It’s been so bloody hot here for ages and I was having people over for a Spanish inspired meal and wanted a refreshing drink to start the evening. I’m no sangria expert but made this and it was really refreshing and got the party going…

I chopped up some fruit an orange, an apple and some watermelon (peaches, fresh lychees or cucumber would be good too) then I put these in a large ice bucket and added about a cup of Martini Rosso and a cup of vodka (I used raspberry Absolute). I left these for an hour or so then added 2 liters of chilled white wine (or 3 bottles) and a liter of sprite, you could use a cloudy traditional lemonade if you prefer. I then served it with lots of ice. You could also add some mint leaves if you have them…



Halloumi salad with lychees & watermelon


I fancied a really refreshing salad and wanted to use some ingredients I already had at home, lettuce, tomatoes, watermelon, cucumber and I’d just bought some lychees which have just come into season here planning just to snack on them but then decided to add them to my salad too and they brought a lovely sweet juiciness to the salad. I just made a single serving of this salad for my dinner last night.


I washed some lettuce and put it in a bowl then made peeled ribbons from a cucumber with a potato peeler. Then I added a copped tomato, some chunks of watermelon and about 6 lychees which I deseeded and tor in half. I then cooked 5 strips of halloumi cheese on in a non-stick pan until golden. I added these to the salad and then added some chopped dill and minty and drizzled it with olive oil and pomegranate sauce and seasoned with salt and pepper. It was really refreshing. It would go really well with white wine sangria.

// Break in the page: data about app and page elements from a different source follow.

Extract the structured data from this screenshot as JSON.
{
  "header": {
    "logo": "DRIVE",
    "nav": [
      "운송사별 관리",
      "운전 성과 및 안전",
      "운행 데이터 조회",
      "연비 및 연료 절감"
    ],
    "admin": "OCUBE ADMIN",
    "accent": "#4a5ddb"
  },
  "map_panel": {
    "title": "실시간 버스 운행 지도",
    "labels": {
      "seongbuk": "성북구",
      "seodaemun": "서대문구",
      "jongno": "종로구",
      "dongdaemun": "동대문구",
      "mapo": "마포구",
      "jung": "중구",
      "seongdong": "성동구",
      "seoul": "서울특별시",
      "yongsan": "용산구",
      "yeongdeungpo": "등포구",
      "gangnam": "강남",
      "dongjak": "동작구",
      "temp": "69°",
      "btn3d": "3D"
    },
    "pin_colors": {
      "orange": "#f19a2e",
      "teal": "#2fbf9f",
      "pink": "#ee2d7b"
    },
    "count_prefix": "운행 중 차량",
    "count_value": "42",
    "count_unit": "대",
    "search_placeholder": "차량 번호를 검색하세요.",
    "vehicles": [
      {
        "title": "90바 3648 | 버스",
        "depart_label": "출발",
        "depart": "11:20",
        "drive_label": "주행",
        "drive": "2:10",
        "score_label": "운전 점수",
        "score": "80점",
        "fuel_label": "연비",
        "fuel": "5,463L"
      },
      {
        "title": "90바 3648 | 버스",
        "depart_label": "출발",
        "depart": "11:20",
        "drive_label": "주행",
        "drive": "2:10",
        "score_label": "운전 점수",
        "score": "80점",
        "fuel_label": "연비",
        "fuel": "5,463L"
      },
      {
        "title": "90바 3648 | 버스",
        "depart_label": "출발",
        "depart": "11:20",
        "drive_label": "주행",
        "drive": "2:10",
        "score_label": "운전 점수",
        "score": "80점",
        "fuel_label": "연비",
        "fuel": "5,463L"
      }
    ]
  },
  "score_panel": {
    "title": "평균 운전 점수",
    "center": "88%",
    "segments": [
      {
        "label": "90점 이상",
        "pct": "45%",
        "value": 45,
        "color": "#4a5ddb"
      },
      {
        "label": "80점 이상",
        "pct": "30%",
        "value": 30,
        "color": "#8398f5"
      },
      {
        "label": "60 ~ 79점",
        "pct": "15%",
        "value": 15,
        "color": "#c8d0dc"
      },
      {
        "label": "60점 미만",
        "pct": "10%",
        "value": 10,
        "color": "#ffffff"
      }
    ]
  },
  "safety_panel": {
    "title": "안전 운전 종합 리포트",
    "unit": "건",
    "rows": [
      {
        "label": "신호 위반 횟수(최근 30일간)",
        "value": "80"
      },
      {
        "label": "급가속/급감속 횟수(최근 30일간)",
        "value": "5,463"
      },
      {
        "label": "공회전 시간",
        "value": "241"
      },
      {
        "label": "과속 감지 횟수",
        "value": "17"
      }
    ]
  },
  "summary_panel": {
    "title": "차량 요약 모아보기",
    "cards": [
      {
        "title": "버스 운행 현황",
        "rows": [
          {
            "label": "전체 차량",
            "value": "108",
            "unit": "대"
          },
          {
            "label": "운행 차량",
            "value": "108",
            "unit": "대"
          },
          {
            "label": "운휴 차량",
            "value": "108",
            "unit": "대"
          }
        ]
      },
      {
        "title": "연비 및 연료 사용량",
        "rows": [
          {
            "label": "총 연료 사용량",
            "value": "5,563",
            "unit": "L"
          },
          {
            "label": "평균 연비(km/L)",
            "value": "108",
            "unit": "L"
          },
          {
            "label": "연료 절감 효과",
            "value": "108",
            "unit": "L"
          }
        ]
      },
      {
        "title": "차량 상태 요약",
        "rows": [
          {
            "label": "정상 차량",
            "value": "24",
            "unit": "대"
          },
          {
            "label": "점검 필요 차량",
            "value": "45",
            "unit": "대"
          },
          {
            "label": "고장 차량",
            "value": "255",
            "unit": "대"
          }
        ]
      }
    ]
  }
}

I’ve made it again with feta cheese which is also very good.P1020775A beautiful ‘copy’ made by Lucy Quinnell in Leatherhead.